- (transitive) To destroy or make ineffectual or meaningless.
- 2019 August 15, Bob Stanley, “'Groovy, groovy, groovy': listening to Woodstock 50 years on – all 38 discs”, in The Guardian:
- Coming on stage at sunrise on the Sunday, Jefferson Airplane greet the new day explaining they’re not a “hippie band” but “manic morning music”, then eviscerate Fred Neil’s Other Side of Life. Somebody to Love is also taken at breakneck speed – this turns out to be an energy tablet before a leaden day.
- 2005, Congress, Congressional Record, volume 151, part 16, page 21847:
- Earlier the gentleman from California (Mr. Cardoza) got up on the floor, and he was upset that somebody had said that the underlying bill would eviscerate the Endangered Species Act.
- (transitive) To elicit the essence of.
- (transitive, surgery) To remove a bodily organ or its contents.
- (intransitive, of viscera) To protrude through a surgical incision.
to make ineffectual or meaningless
to protrude through surgical incision
- eviscerate in Webster’s Revised Unabridged Dictionary, G. & C. Merriam, 1913.
- eviscerate in The Century Dictionary, New York, N.Y.: The Century Co., 1911.
- eviscerate at OneLook Dictionary Search
- inflection of :

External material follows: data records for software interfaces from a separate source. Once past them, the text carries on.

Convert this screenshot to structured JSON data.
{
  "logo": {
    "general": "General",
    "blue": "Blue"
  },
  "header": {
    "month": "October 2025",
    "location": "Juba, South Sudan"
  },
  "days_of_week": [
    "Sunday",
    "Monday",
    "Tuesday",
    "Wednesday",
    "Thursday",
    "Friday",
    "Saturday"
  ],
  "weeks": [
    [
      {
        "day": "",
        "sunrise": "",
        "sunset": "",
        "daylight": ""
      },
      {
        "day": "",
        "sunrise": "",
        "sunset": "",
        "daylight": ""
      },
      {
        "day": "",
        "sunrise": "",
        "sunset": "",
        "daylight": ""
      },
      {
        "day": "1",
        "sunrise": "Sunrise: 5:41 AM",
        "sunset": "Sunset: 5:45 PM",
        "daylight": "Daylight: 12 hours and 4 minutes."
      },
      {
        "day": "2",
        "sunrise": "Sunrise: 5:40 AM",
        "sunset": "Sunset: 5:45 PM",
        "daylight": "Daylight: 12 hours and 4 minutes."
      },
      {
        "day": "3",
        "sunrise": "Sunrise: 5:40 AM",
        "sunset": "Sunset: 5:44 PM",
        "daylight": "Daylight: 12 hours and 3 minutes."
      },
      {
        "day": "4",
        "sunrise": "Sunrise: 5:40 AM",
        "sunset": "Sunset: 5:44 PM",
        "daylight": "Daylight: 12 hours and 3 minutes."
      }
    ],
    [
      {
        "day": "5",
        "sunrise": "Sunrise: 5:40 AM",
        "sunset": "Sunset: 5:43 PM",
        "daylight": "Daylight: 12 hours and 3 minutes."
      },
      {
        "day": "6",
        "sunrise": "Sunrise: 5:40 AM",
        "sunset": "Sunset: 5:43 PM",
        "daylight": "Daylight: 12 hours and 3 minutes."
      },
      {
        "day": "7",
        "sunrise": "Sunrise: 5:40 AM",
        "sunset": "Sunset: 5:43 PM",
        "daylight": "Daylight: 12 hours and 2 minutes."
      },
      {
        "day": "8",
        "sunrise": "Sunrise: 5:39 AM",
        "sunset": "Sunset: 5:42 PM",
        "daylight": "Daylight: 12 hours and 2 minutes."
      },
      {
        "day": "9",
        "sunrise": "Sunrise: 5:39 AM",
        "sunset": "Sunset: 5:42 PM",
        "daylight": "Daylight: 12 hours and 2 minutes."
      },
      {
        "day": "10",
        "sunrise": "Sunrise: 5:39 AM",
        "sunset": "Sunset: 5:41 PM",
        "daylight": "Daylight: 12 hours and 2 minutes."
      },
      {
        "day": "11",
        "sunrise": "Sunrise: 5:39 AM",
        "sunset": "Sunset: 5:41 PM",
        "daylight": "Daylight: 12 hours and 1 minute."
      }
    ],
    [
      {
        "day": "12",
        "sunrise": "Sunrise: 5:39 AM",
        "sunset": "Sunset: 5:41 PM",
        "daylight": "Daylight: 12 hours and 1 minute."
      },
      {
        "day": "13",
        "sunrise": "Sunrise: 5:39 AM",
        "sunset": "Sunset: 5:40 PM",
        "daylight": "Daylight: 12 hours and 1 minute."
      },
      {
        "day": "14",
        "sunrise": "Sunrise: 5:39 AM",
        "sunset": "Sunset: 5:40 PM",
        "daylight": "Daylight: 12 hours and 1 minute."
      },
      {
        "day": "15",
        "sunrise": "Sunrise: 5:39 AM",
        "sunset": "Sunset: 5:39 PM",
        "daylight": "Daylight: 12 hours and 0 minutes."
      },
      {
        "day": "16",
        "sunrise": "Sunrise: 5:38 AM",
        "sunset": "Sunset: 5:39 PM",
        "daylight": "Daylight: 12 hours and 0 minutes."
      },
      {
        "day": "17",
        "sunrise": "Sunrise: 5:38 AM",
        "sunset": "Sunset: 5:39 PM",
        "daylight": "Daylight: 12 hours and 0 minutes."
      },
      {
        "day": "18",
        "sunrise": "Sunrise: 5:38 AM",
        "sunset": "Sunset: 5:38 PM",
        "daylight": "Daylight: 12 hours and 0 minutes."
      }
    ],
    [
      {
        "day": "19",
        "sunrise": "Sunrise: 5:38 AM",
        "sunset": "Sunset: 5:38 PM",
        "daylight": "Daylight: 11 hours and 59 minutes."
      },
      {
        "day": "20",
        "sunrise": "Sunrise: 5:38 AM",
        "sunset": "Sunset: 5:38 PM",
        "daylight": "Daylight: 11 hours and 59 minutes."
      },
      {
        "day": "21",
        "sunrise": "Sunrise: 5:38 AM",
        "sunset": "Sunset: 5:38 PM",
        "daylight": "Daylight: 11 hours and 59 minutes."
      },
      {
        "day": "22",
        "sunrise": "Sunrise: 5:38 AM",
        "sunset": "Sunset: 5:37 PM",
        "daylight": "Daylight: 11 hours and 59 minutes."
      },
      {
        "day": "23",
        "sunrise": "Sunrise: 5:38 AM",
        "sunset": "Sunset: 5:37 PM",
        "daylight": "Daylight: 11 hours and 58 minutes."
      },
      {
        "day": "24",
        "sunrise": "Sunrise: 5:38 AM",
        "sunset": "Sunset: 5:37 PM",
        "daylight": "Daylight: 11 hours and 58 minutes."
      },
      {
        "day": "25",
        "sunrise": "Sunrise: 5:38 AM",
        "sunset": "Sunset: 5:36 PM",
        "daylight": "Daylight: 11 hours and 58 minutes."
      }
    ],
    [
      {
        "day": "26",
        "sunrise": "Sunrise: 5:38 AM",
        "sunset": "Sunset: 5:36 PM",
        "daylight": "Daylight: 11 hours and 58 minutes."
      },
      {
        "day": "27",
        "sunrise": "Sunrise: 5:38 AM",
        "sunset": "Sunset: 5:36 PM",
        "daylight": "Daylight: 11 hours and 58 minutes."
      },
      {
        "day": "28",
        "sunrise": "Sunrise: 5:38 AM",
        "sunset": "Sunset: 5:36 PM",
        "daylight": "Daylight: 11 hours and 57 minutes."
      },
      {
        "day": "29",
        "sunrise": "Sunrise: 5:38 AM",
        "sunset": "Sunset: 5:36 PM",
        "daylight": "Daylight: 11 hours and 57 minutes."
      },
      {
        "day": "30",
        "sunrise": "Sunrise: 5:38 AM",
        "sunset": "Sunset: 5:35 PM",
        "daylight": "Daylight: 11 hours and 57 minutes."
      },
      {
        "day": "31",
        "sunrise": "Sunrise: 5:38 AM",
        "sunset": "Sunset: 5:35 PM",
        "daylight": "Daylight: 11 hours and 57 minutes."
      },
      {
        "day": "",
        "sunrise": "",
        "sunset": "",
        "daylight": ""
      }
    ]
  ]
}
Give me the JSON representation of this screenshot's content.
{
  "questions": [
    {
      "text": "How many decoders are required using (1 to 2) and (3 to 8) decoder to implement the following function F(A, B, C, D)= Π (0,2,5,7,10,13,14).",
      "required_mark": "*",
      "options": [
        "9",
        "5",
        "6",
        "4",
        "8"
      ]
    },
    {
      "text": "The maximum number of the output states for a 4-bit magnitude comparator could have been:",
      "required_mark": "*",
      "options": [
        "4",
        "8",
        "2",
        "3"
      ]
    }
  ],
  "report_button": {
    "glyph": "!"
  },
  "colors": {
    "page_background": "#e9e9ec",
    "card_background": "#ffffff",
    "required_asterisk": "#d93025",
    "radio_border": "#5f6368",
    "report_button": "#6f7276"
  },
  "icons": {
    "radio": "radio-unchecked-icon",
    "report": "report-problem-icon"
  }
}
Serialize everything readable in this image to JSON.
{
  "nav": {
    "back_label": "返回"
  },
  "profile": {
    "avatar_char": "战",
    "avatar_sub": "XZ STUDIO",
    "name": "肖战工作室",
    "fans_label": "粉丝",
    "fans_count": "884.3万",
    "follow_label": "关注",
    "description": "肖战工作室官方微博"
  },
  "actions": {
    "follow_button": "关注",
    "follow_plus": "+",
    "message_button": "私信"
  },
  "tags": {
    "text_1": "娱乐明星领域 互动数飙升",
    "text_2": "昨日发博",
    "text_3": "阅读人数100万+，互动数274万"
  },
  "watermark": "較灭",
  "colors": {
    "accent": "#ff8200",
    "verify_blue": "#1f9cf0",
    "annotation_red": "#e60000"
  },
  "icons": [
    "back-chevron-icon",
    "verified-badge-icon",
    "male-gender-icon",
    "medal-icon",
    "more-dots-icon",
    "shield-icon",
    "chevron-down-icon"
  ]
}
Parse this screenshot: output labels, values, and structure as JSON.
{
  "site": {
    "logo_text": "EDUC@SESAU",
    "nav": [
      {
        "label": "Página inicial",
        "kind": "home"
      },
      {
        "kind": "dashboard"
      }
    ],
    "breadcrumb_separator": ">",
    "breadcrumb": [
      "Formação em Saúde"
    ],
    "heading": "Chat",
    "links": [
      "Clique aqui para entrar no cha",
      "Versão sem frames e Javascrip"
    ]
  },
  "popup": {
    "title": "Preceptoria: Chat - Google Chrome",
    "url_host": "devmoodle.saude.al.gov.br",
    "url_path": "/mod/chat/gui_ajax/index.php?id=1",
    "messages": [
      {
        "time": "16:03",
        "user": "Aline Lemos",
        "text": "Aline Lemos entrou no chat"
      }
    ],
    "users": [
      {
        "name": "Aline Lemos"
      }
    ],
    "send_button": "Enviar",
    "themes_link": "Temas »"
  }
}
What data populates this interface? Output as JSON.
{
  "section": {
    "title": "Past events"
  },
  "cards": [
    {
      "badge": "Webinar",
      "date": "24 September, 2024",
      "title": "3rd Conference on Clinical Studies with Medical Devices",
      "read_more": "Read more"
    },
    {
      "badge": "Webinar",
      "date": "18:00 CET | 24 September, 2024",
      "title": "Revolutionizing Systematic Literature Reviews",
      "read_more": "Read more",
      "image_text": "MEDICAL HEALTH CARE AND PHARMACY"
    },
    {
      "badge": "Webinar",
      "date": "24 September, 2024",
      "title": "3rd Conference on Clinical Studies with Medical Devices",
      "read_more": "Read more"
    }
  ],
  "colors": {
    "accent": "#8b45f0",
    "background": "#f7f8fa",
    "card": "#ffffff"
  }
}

- (Classical) IPA(key): /eː.u̯is.keˈraː.te/, [eːu̯ɪs̠kɛˈɾäːt̪ɛ]
- (Ecclesiastical) IPA(key): /e.vi.ʃeˈra.te/, [ɛviʃɛˈɾɑːt̪ɛ]